Cage’s rough-looking Rob matches well with the almost baby-faced Alex Wolff, letting the movie balance out the emotional hardships with scenes of this borderline comical duo – the hermit and the yuppie. But some scenes, especially one set in a fancy restaurant, with Rob’s blood-stained and thorn clothes, and Amir’s popped collar and silk shirt, end up taking more away from the film than it gives. Even more so when Rob dishes out the truth to a chef that has lost his way.

Nicely Balanced

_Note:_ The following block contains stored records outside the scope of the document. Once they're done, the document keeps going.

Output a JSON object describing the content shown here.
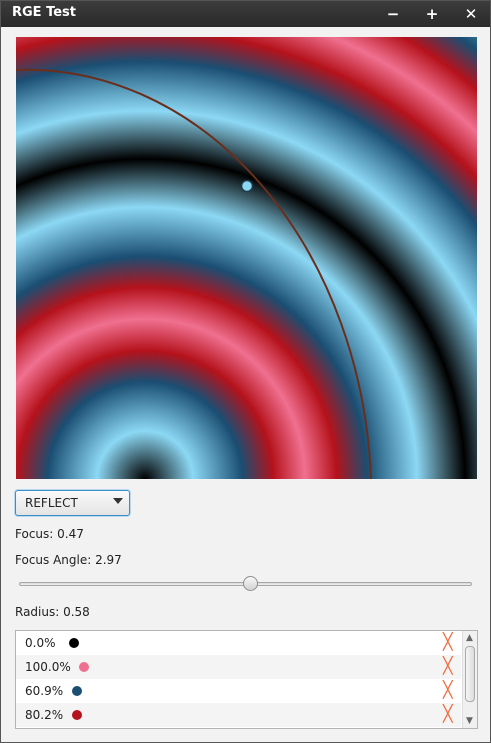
{
  "window": {
    "title": "RGE Test",
    "minimize_label": "−",
    "maximize_label": "+",
    "close_label": "✕"
  },
  "gradient": {
    "cycle_method": "REFLECT",
    "focus": 0.47,
    "focus_angle": 2.97,
    "radius": 0.58,
    "focus_angle_slider_fraction": 0.51
  },
  "controls": {
    "cycle_combo_value": "REFLECT",
    "focus_label": "Focus: 0.47",
    "focus_angle_label": "Focus Angle: 2.97",
    "radius_label": "Radius: 0.58"
  },
  "stops": [
    {
      "label": "0.0%",
      "color": "#000000",
      "delete_label": "╳"
    },
    {
      "label": "100.0%",
      "color": "#f07090",
      "delete_label": "╳"
    },
    {
      "label": "60.9%",
      "color": "#1a4e72",
      "delete_label": "╳"
    },
    {
      "label": "80.2%",
      "color": "#b5121b",
      "delete_label": "╳"
    }
  ],
  "icons": {
    "combo_arrow": "chevron-down-icon",
    "scroll_up": "chevron-up-icon",
    "scroll_down": "chevron-down-icon",
    "delete": "delete-icon"
  }
}
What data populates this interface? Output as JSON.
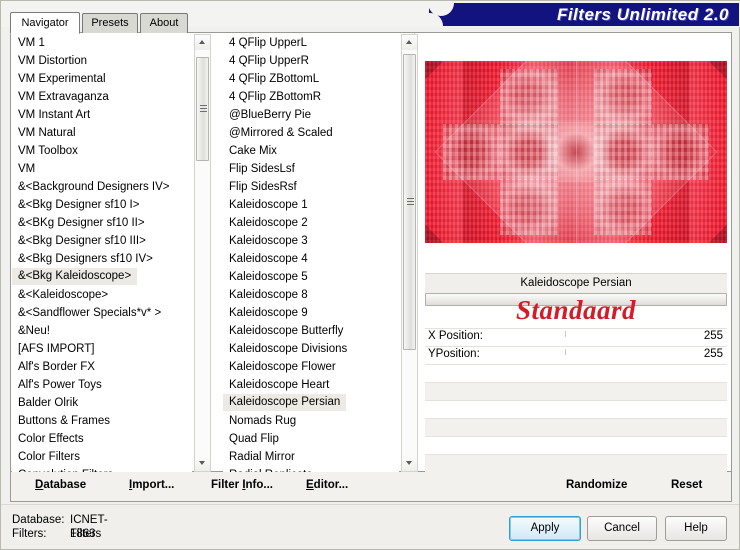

There are other scenes that feel tacked on, added only because director Michael Sarnoski (also the co-writer) was too much in love with them. There are one-liners that add nothing to the story other than sounding cool. Pig was significantly shortened in post-production to the version that was released. I was not left wanting more, but rather terrified of how much damage to an otherwise great film another 30 minutes could have done. Not even a morbid curiosity would make me want to watch a longer “director’s cut”.

Pig‘s pairing of the visual and the audible is like the pairing of fine wine and a good meal. The film is for the most part show in the wide-angle, letting us come closer to the actors, making us feel almost as we could reach out and touch them. The soundscape enforces and strengthens the feeling of closeness. We hear every clink of a wine glass, the rap of a chair being moved, the sounds of the wilderness all around us.

I really wanted to write a more sarcastic review, full of dry and sharp lines. Instead, I think I actually loved this movie for its flaws and its intimacy. Pig delivers something as rare as men, not being physically strongest but having the strength to endure emotional labor, teach and grow. It is tactile and intimate.

Kai Simon Fredriksen

This review was originally posted on www.filmlore.no.